→ **Extracted data**:
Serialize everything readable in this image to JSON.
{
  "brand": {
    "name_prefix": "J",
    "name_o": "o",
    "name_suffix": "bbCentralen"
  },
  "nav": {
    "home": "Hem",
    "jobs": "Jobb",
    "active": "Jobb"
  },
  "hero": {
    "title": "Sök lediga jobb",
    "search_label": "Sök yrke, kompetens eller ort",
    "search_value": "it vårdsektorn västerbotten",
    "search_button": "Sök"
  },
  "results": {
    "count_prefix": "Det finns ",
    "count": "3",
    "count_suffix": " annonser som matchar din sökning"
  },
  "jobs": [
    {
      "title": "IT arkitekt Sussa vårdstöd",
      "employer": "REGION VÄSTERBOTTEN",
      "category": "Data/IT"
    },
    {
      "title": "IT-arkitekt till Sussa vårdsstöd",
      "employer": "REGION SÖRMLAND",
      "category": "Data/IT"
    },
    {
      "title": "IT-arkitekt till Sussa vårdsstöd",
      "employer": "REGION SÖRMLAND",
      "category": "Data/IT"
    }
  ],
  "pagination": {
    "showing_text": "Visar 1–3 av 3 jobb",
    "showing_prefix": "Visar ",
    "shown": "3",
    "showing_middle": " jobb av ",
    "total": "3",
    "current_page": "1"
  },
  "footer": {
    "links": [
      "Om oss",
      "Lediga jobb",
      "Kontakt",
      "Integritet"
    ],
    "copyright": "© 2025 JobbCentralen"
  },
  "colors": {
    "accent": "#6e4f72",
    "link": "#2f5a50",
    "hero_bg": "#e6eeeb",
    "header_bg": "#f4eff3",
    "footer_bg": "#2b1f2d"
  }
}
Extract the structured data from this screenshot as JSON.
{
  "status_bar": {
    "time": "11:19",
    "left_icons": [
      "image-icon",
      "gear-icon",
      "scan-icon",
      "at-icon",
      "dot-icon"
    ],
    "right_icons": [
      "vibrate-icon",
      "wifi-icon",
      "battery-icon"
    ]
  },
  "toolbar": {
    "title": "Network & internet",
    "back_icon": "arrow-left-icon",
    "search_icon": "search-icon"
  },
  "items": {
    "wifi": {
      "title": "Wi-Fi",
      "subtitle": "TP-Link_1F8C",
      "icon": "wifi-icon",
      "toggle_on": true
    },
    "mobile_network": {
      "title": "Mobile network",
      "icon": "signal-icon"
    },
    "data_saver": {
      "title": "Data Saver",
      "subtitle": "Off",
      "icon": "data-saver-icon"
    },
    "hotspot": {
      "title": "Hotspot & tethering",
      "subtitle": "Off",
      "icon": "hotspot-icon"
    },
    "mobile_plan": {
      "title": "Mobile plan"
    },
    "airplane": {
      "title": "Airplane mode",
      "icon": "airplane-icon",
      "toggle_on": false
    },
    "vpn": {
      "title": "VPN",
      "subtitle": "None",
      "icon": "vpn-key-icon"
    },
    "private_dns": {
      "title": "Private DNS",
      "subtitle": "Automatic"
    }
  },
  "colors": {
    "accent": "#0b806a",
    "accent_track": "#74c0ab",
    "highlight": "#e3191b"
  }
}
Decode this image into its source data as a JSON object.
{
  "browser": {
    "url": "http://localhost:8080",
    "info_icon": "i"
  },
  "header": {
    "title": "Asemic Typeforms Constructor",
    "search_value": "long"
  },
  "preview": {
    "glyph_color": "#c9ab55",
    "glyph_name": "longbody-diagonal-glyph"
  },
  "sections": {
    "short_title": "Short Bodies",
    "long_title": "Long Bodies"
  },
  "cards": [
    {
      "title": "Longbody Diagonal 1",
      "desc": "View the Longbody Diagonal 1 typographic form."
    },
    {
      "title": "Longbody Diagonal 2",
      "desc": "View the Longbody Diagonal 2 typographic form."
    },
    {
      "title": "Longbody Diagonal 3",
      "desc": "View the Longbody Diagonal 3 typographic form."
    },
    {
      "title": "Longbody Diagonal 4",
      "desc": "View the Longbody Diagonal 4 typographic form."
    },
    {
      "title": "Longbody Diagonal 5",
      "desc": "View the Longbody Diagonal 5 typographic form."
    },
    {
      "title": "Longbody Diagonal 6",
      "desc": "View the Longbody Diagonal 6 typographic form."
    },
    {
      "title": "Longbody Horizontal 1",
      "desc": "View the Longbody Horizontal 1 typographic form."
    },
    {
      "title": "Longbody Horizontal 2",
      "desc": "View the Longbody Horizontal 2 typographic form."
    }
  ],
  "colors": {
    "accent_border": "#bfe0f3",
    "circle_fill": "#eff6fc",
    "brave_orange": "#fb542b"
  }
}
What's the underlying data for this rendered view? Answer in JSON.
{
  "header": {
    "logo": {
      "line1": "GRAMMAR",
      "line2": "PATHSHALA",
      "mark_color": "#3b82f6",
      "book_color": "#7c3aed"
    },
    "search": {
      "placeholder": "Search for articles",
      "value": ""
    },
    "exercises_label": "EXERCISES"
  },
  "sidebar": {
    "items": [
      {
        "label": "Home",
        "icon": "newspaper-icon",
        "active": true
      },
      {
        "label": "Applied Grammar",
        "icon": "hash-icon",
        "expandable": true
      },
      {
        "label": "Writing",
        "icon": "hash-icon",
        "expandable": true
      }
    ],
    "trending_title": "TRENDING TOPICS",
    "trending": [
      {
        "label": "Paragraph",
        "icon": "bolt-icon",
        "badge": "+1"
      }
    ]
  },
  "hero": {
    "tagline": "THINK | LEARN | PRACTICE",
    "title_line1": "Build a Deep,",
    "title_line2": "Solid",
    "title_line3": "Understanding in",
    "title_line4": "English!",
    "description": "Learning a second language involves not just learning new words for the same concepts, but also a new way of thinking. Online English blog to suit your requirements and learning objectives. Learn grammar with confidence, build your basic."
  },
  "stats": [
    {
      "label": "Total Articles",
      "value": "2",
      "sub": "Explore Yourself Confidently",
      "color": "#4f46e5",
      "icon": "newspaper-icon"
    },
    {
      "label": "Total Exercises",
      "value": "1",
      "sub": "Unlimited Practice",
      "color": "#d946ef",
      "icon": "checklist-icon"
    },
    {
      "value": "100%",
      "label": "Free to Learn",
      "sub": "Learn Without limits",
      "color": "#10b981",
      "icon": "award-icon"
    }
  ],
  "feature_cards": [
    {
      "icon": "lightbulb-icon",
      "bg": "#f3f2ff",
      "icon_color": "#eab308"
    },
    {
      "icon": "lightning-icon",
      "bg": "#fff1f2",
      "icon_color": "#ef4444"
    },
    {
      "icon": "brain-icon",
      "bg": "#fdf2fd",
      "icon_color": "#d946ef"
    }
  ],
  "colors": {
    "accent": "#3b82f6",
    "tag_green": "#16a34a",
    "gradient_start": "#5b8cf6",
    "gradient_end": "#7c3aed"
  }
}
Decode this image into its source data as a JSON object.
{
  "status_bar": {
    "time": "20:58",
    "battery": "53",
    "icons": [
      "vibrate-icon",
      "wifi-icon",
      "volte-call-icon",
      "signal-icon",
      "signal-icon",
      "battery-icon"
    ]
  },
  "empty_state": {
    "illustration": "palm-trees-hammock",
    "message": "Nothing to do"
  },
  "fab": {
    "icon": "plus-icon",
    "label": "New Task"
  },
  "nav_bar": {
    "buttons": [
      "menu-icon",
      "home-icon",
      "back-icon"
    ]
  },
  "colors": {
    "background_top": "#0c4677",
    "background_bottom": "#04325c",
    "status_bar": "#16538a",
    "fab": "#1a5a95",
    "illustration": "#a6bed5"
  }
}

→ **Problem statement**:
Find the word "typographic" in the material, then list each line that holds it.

→ **Exercise result**:
      "desc": "View the Longbody Diagonal 1 typographic form."
      "desc": "View the Longbody Diagonal 2 typographic form."
      "desc": "View the Longbody Diagonal 3 typographic form."
      "desc": "View the Longbody Diagonal 4 typographic form."
      "desc": "View the Longbody Diagonal 5 typographic form."
      "desc": "View the Longbody Diagonal 6 typographic form."
      "desc": "View the Longbody Horizontal 1 typographic form."
      "desc": "View the Longbody Horizontal 2 typographic form."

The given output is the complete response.